Mulled-Over: Tips for Mulling Wine
- When talking mulled wine, you do not need an expensive bottle of red. The mulling spices tend to hamper those tasting notes that most come to expect on a top-dollar bottle of vino. With that said, don’t scrimp on a bottom shelf doozy—a mid-range bottle of red like Merlot or Beaujolais will do just fine.
- Traditional mulling spices include cinnamon, star anise, cloves, and nutmeg, but you don’t need to strictly rely on these. A kick of ginger, vanilla, and allspice will all do nicely. But remember, go easy on those spices, especially clove and star anise, which tend to overwhelm and overpower when stewed—it’s all about moderation.
Traditional Mulled Wine Spices: Cinnamon, Star Anise, Cloves
- Citrus is your friend. The acidic bite of lemon and orange compliment the warm spices used in the wine, helping balance your brew.
- With all the various spices floating around, mulled wine can get downright murky. Clean things up a bit with a strip of muslin, a length of cooking twine, and create a spice bag. Essentially a homemade tea bag, this will allow you to brew your wine while reducing the sediment.
- A topper of liqueur will help brighten that sauce. Curacao, Cointreau, and brandy all make for a good addition—not too boozy with just a bit of flavor.
- Not a fan of red or wine in general? Try cider. Opt for flat cider or perry (pear cider), and adjust those spices to compliment the base. I prefer cinnamon, clove, a touch of ginger, and a split vanilla pod for my spices, while others insist on adding cardamom, coriander, and star anise. To each their own.

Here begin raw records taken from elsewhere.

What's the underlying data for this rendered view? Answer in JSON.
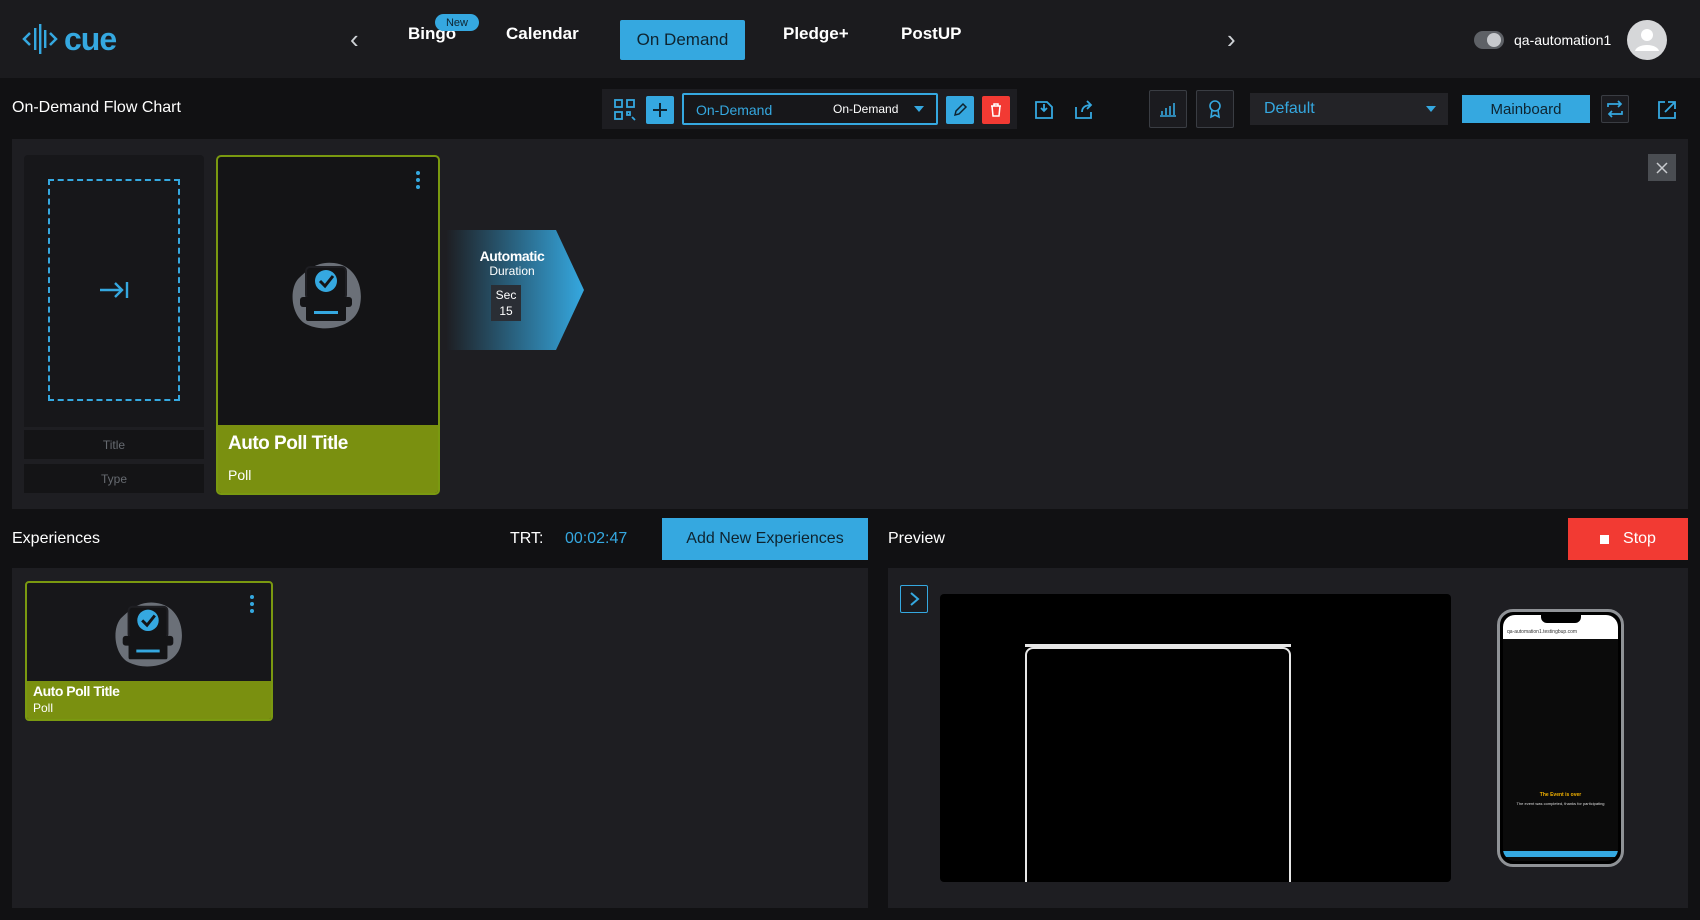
{
  "header": {
    "logo_text": "cue",
    "nav": [
      {
        "label": "Bingo",
        "badge": "New"
      },
      {
        "label": "Calendar"
      },
      {
        "label": "On Demand",
        "active": true
      },
      {
        "label": "Pledge+"
      },
      {
        "label": "PostUP"
      }
    ],
    "user_name": "qa-automation1",
    "accent": "#35a8e0"
  },
  "toolbar": {
    "page_title": "On-Demand Flow Chart",
    "flow_dropdown": {
      "left_value": "On-Demand",
      "right_value": "On-Demand"
    },
    "layout_dropdown": "Default",
    "mainboard_label": "Mainboard"
  },
  "flow": {
    "empty_slot": {
      "title_placeholder": "Title",
      "type_placeholder": "Type"
    },
    "card": {
      "title": "Auto Poll Title",
      "type": "Poll"
    },
    "transition": {
      "mode": "Automatic",
      "label": "Duration",
      "unit": "Sec",
      "value": "15"
    }
  },
  "experiences": {
    "title": "Experiences",
    "trt_label": "TRT:",
    "trt_value": "00:02:47",
    "add_button": "Add New Experiences",
    "items": [
      {
        "title": "Auto Poll Title",
        "type": "Poll"
      }
    ]
  },
  "preview": {
    "title": "Preview",
    "stop_button": "Stop",
    "phone": {
      "url": "qa-automation1.testingbup.com",
      "message_title": "The Event is over",
      "message_body": "The event was completed, thanks for participating"
    }
  }
}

- Ditch the stovetop and bust out the crockpot. The slow cooker is the ideal kitchen appliance for mulling that wine. Some recipes for mulling wine takes hours, perfect for the low setting on the crockpot—not only does it take a fraction of the electricity, but the heat is just right.
Traditional Mulled Wine
For a sip straight out of the Medieval ages, this recipe will warm those bones.
- 1 bottle of Merlot
- Half a lemon, sliced thin
- 3 cloves
- 3 cardamom pods, bruised
- 1 cinnamon stick
- 1 star anise
- 1 tsp. ground nutmeg
- 1 1/2 oz. Cointreau
- 3-4 tbsp. sugar (to taste)
Add everything to the slow cooker and simmer for 1 to 2 hours.
To serve, pour through a fine-mesh sieve into four mugs; garnish with a cinnamon stick and star anise pod.
For a break from tradition while still maintaining its roots, this recipe calls for sweet pomegranate pods.
- 1 orange, zested and juiced
- 3 whole clove
- 6 allspice berries
- 8-10 pomegranate pods, crushed
- 1 cinnamon sticks
- 1 bottle of fruity red wine (Merlot is recommended)
- 1/3 cup sugar or honey
- 1/4 cup brandy
Combine all ingredients in a large pot. Cook over medium heat, stirring constantly, until sugar dissolves. Reduce heat and simmer for 30 minutes. To serve, pour through a fine-mesh sieve into four mugs; garnish each with a cinnamon stick.
Spicy Simmered Sangria
Twist up that traditional mulled wine and try this recipe for a spicy simmered sangria, courtesy of Beso Del Sol Sangria.
- 1 liter Beso Del Sol Sangria
- 3 cinnamon sticks
- 3 pieces of fresh ginger, about 2 inches
- 6 pieces of cloves
- Nuts as desired (hazelnuts, blanched almonds, and raisins)
- Sliced fruit (oranges, apples, lemon)
- Sugar (to preferred taste)
- Blackcurrant juice (to preferred taste)
Combine and heat up to 140 degrees Fahrenheit and strain before serving. Crush or chop nuts and raisings into small bits and add as desired. Add slices of orange, apple, and lemon. Add blackcurrant juice and sugar to preferred taste.
Ditch the wine and sip on some mulled cider.
- 2 quarts apple cider
- 4 strips lemon zest
- 2 cinnamon sticks, broken in half
- 4 whole cloves
- 2 inch cube ginger, chopped
- 1 vanilla pod, split
- 1 cup of spiced rum
- Apple slices
- Lemon zest strips
- Cinnamon sticks
In a saucepot, heat cider with everything but rum to light boil. Reduce heat, cover, and simmer for 45 minutes.
Add rum and allow to heat through—do not boil. Remove from heat and pour through a fine-mesh sieve into a bowl; add sliced apples and lemon zest strips. Serve in mugs with a cinnamon stick stirrer.